In this essay I will consider the objections to Virtue Ethics (VE) raised by Robert Louden in his article entitled On Some Vices of Virtue Ethics which was published in 1984. It is important to note at the outset of this essay that it was not until 1991 that the v-rules came up in literature. So Louden is assuming throughout his article that the only action guidance that VE can give is “Do what the virtuous agent would do in the circumstances.” I will be addressing Louden’s objections with the benefit of knowing about the v-rules. First of all, let us discuss what VE is. VE is a normative ethical theory that emphasises the virtues or moral character, thus it focuses on the moral agent. It differs from Deontology which emphasises duties or rules, and Utilitarianism which emphasises the consequences of our actions.
Louden opens up his article with this statement “It is common knowledge by now that recent philosophical and theological writings about ethics reveals a marked revival of interest in the virtues.

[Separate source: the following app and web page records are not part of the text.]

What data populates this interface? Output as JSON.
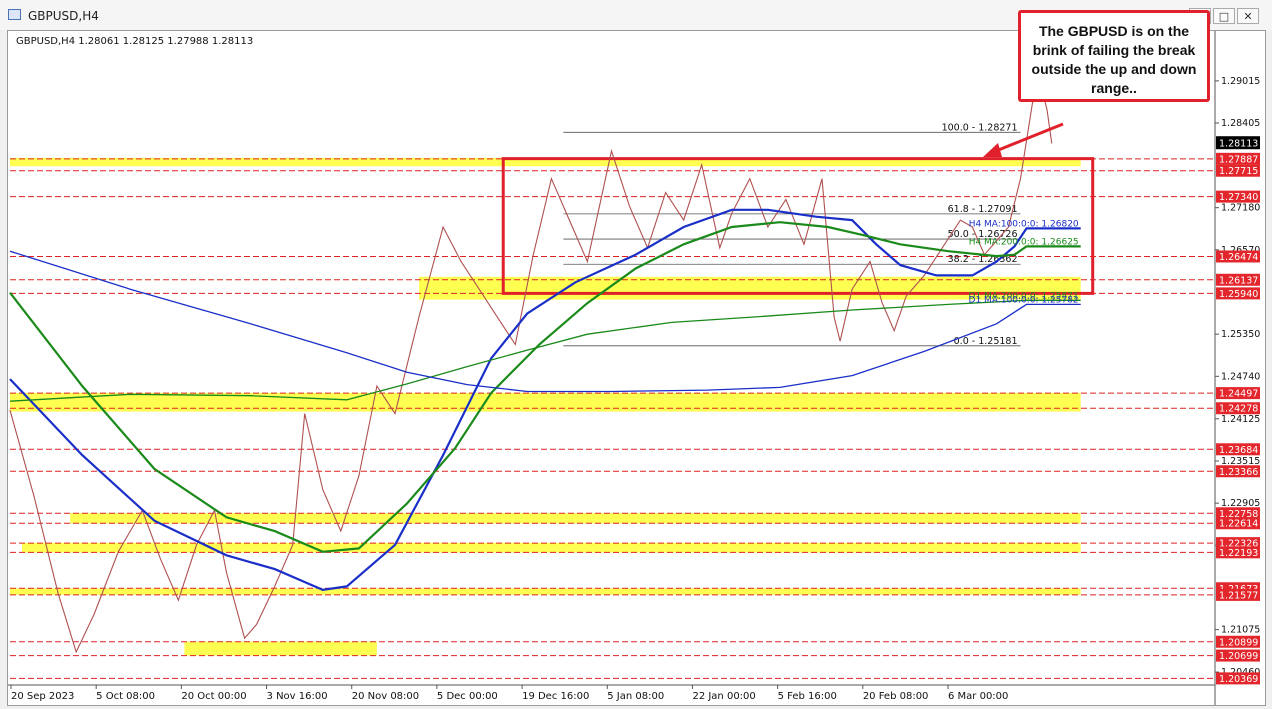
{
  "window": {
    "title": "GBPUSD,H4",
    "buttons": [
      "_",
      "□",
      "✕"
    ]
  },
  "chart_data": {
    "type": "candlestick",
    "info_line": "GBPUSD,H4  1.28061 1.28125 1.27988 1.28113",
    "ylim": [
      1.2036,
      1.2965
    ],
    "y_ticks": [
      "1.29015",
      "1.28405",
      "1.27180",
      "1.26570",
      "1.25350",
      "1.24740",
      "1.24125",
      "1.23515",
      "1.22905",
      "1.22295",
      "1.21075",
      "1.20460"
    ],
    "x_ticks": [
      {
        "label": "20 Sep 2023",
        "x": 0
      },
      {
        "label": "5 Oct 08:00",
        "x": 1
      },
      {
        "label": "20 Oct 00:00",
        "x": 2
      },
      {
        "label": "3 Nov 16:00",
        "x": 3
      },
      {
        "label": "20 Nov 08:00",
        "x": 4
      },
      {
        "label": "5 Dec 00:00",
        "x": 5
      },
      {
        "label": "19 Dec 16:00",
        "x": 6
      },
      {
        "label": "5 Jan 08:00",
        "x": 7
      },
      {
        "label": "22 Jan 00:00",
        "x": 8
      },
      {
        "label": "5 Feb 16:00",
        "x": 9
      },
      {
        "label": "20 Feb 08:00",
        "x": 10
      },
      {
        "label": "6 Mar 00:00",
        "x": 11
      }
    ],
    "current_price": "1.28113",
    "level_labels": [
      {
        "price": 1.27887,
        "label": "1.27887"
      },
      {
        "price": 1.27715,
        "label": "1.27715"
      },
      {
        "price": 1.2734,
        "label": "1.27340"
      },
      {
        "price": 1.26474,
        "label": "1.26474"
      },
      {
        "price": 1.26137,
        "label": "1.26137"
      },
      {
        "price": 1.2594,
        "label": "1.25940"
      },
      {
        "price": 1.24497,
        "label": "1.24497"
      },
      {
        "price": 1.24278,
        "label": "1.24278"
      },
      {
        "price": 1.23684,
        "label": "1.23684"
      },
      {
        "price": 1.23366,
        "label": "1.23366"
      },
      {
        "price": 1.22758,
        "label": "1.22758"
      },
      {
        "price": 1.22614,
        "label": "1.22614"
      },
      {
        "price": 1.22326,
        "label": "1.22326"
      },
      {
        "price": 1.22193,
        "label": "1.22193"
      },
      {
        "price": 1.21673,
        "label": "1.21673"
      },
      {
        "price": 1.21577,
        "label": "1.21577"
      },
      {
        "price": 1.20899,
        "label": "1.20899"
      },
      {
        "price": 1.20699,
        "label": "1.20699"
      },
      {
        "price": 1.20369,
        "label": "1.20369"
      }
    ],
    "fib_levels": [
      {
        "price": 1.28271,
        "label": "100.0 - 1.28271"
      },
      {
        "price": 1.27091,
        "label": "61.8 - 1.27091"
      },
      {
        "price": 1.26726,
        "label": "50.0 - 1.26726"
      },
      {
        "price": 1.26362,
        "label": "38.2 - 1.26362"
      },
      {
        "price": 1.25181,
        "label": "0.0 - 1.25181"
      }
    ],
    "ma_labels": [
      {
        "price": 1.2688,
        "label": "H4 MA:100:0:0: 1.26820",
        "color": "#1a2fc8"
      },
      {
        "price": 1.2662,
        "label": "H4 MA:200:0:0: 1.26625",
        "color": "#1a8a1a"
      },
      {
        "price": 1.2584,
        "label": "D1 MA:200:0:0: 1.25871",
        "color": "#1a8a1a"
      },
      {
        "price": 1.2578,
        "label": "D1 MA:100:0:0: 1.25782",
        "color": "#1a2fc8"
      }
    ],
    "series": [
      {
        "name": "H4 MA 100",
        "color": "#1a2fc8",
        "width": 2.2,
        "points": [
          [
            0,
            1.247
          ],
          [
            0.06,
            1.236
          ],
          [
            0.12,
            1.2265
          ],
          [
            0.18,
            1.2215
          ],
          [
            0.22,
            1.2195
          ],
          [
            0.26,
            1.2165
          ],
          [
            0.28,
            1.217
          ],
          [
            0.32,
            1.223
          ],
          [
            0.36,
            1.236
          ],
          [
            0.4,
            1.25
          ],
          [
            0.43,
            1.2565
          ],
          [
            0.47,
            1.261
          ],
          [
            0.52,
            1.265
          ],
          [
            0.56,
            1.269
          ],
          [
            0.6,
            1.2715
          ],
          [
            0.63,
            1.2715
          ],
          [
            0.67,
            1.2705
          ],
          [
            0.7,
            1.27
          ],
          [
            0.72,
            1.2665
          ],
          [
            0.74,
            1.2635
          ],
          [
            0.77,
            1.262
          ],
          [
            0.8,
            1.262
          ],
          [
            0.82,
            1.264
          ],
          [
            0.835,
            1.2662
          ],
          [
            0.845,
            1.2688
          ],
          [
            0.89,
            1.2688
          ]
        ]
      },
      {
        "name": "H4 MA 200",
        "color": "#1a8a1a",
        "width": 2.2,
        "points": [
          [
            0,
            1.2595
          ],
          [
            0.06,
            1.246
          ],
          [
            0.12,
            1.234
          ],
          [
            0.18,
            1.227
          ],
          [
            0.22,
            1.225
          ],
          [
            0.26,
            1.222
          ],
          [
            0.29,
            1.2225
          ],
          [
            0.33,
            1.229
          ],
          [
            0.37,
            1.237
          ],
          [
            0.4,
            1.245
          ],
          [
            0.44,
            1.252
          ],
          [
            0.48,
            1.258
          ],
          [
            0.52,
            1.263
          ],
          [
            0.56,
            1.2665
          ],
          [
            0.6,
            1.269
          ],
          [
            0.64,
            1.2697
          ],
          [
            0.68,
            1.269
          ],
          [
            0.71,
            1.2678
          ],
          [
            0.74,
            1.2665
          ],
          [
            0.78,
            1.2655
          ],
          [
            0.82,
            1.2648
          ],
          [
            0.835,
            1.265
          ],
          [
            0.845,
            1.2662
          ],
          [
            0.89,
            1.2662
          ]
        ]
      },
      {
        "name": "D1 MA 200",
        "color": "#1a8a1a",
        "width": 1.3,
        "points": [
          [
            0,
            1.2438
          ],
          [
            0.1,
            1.2448
          ],
          [
            0.2,
            1.2446
          ],
          [
            0.28,
            1.244
          ],
          [
            0.33,
            1.2463
          ],
          [
            0.38,
            1.2488
          ],
          [
            0.43,
            1.2512
          ],
          [
            0.48,
            1.2535
          ],
          [
            0.55,
            1.2552
          ],
          [
            0.62,
            1.256
          ],
          [
            0.7,
            1.257
          ],
          [
            0.78,
            1.2578
          ],
          [
            0.845,
            1.2584
          ],
          [
            0.89,
            1.2584
          ]
        ]
      },
      {
        "name": "D1 MA 100",
        "color": "#1a2fc8",
        "width": 1.3,
        "points": [
          [
            0,
            1.2655
          ],
          [
            0.1,
            1.26
          ],
          [
            0.2,
            1.255
          ],
          [
            0.28,
            1.2508
          ],
          [
            0.33,
            1.248
          ],
          [
            0.38,
            1.2462
          ],
          [
            0.43,
            1.2452
          ],
          [
            0.5,
            1.2452
          ],
          [
            0.58,
            1.2454
          ],
          [
            0.64,
            1.2458
          ],
          [
            0.7,
            1.2475
          ],
          [
            0.76,
            1.251
          ],
          [
            0.82,
            1.255
          ],
          [
            0.845,
            1.2578
          ],
          [
            0.89,
            1.2578
          ]
        ]
      }
    ],
    "price_path": [
      [
        0,
        1.2425
      ],
      [
        0.02,
        1.23
      ],
      [
        0.04,
        1.216
      ],
      [
        0.055,
        1.2075
      ],
      [
        0.07,
        1.213
      ],
      [
        0.09,
        1.222
      ],
      [
        0.11,
        1.228
      ],
      [
        0.125,
        1.221
      ],
      [
        0.14,
        1.215
      ],
      [
        0.155,
        1.223
      ],
      [
        0.17,
        1.228
      ],
      [
        0.18,
        1.219
      ],
      [
        0.195,
        1.2095
      ],
      [
        0.205,
        1.2115
      ],
      [
        0.22,
        1.217
      ],
      [
        0.235,
        1.223
      ],
      [
        0.245,
        1.242
      ],
      [
        0.26,
        1.231
      ],
      [
        0.275,
        1.225
      ],
      [
        0.29,
        1.233
      ],
      [
        0.305,
        1.246
      ],
      [
        0.32,
        1.242
      ],
      [
        0.34,
        1.256
      ],
      [
        0.36,
        1.269
      ],
      [
        0.375,
        1.264
      ],
      [
        0.39,
        1.26
      ],
      [
        0.405,
        1.256
      ],
      [
        0.42,
        1.252
      ],
      [
        0.435,
        1.265
      ],
      [
        0.45,
        1.276
      ],
      [
        0.465,
        1.27
      ],
      [
        0.48,
        1.264
      ],
      [
        0.5,
        1.28
      ],
      [
        0.515,
        1.272
      ],
      [
        0.53,
        1.266
      ],
      [
        0.545,
        1.274
      ],
      [
        0.56,
        1.27
      ],
      [
        0.575,
        1.278
      ],
      [
        0.59,
        1.266
      ],
      [
        0.6,
        1.271
      ],
      [
        0.615,
        1.276
      ],
      [
        0.63,
        1.269
      ],
      [
        0.645,
        1.273
      ],
      [
        0.66,
        1.2665
      ],
      [
        0.675,
        1.276
      ],
      [
        0.685,
        1.256
      ],
      [
        0.69,
        1.2525
      ],
      [
        0.7,
        1.26
      ],
      [
        0.715,
        1.264
      ],
      [
        0.725,
        1.258
      ],
      [
        0.735,
        1.254
      ],
      [
        0.745,
        1.259
      ],
      [
        0.76,
        1.262
      ],
      [
        0.775,
        1.266
      ],
      [
        0.79,
        1.27
      ],
      [
        0.8,
        1.269
      ],
      [
        0.81,
        1.265
      ],
      [
        0.82,
        1.267
      ],
      [
        0.83,
        1.269
      ],
      [
        0.84,
        1.276
      ],
      [
        0.85,
        1.287
      ],
      [
        0.857,
        1.2895
      ],
      [
        0.862,
        1.286
      ],
      [
        0.866,
        1.2811
      ]
    ],
    "zones": [
      {
        "from": 1.2778,
        "to": 1.279,
        "x0": 0,
        "x1": 0.89
      },
      {
        "from": 1.2585,
        "to": 1.2618,
        "x0": 0.34,
        "x1": 0.89
      },
      {
        "from": 1.2423,
        "to": 1.245,
        "x0": 0,
        "x1": 0.89
      },
      {
        "from": 1.2261,
        "to": 1.2276,
        "x0": 0.05,
        "x1": 0.89
      },
      {
        "from": 1.2219,
        "to": 1.2233,
        "x0": 0.01,
        "x1": 0.89
      },
      {
        "from": 1.2158,
        "to": 1.2167,
        "x0": 0,
        "x1": 0.89
      },
      {
        "from": 1.207,
        "to": 1.209,
        "x0": 0.145,
        "x1": 0.305
      }
    ],
    "range_box": {
      "x0": 0.41,
      "x1": 0.9,
      "top": 1.2789,
      "bottom": 1.2594
    },
    "annotation": {
      "text": "The GBPUSD is on the brink of failing the break outside the up and down range..",
      "lines": [
        "The GBPUSD is on the",
        "brink of failing the break",
        "outside the up and down",
        "range.."
      ]
    }
  }
}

But what exactly are the distinctive features of a so-called virtue ethics? Does it have a specific contribution to make to our understanding of moral experience? Is there a price to be paid for its different perspective, and if so, is the price worth paying?” This opening statement gives us a taste of his thoughts about VE already. Louden goes to raise his objections. I will consider the objections he raises under the headings in his article, those being ‘Agents vs Acts’ , ‘Who is Virtuous’ , ‘Style over Substance’ , and ‘Utopianism’ .
Agents vs Acts
Louden opens this section with this statement: “… it is commonplace that virtue theorists focus on good and bad agents rather than on right and wrong acts.” This is a good thing is it not? Many people can do good things, but that does not make them a virtuous or good person does it? A classic example is a shop keeper, the shop keeper does not short change people on principle (this is a good act), and the reason being he does not want to lose customers he wants to keep them. Surely a proper motivation would be that it would be dishonest to short change someone. The point is that in determining what is moral; one must examine ones character to find out. Deontology tells that the morally correct thing to do is to apply moral rules for guidance, this is all well and good, but it fails to tell us whether the person is a good one or not. Is the deontologist motivated by his will to follow certain rules or is he motivated to do the right thing by his heart? Utilitarianism tells us that what is moral is the action which brings about the greatest good for the greatest number. Again what I said in regard to Deontology applies here. It fails to tell us what persons we ought to be. In 1984 the only action guidance was “Do what the virtuous agent would do in the circumstances.” While this might be hard to understand, we have since then come up with a number of v-rules to assist us in determining what a...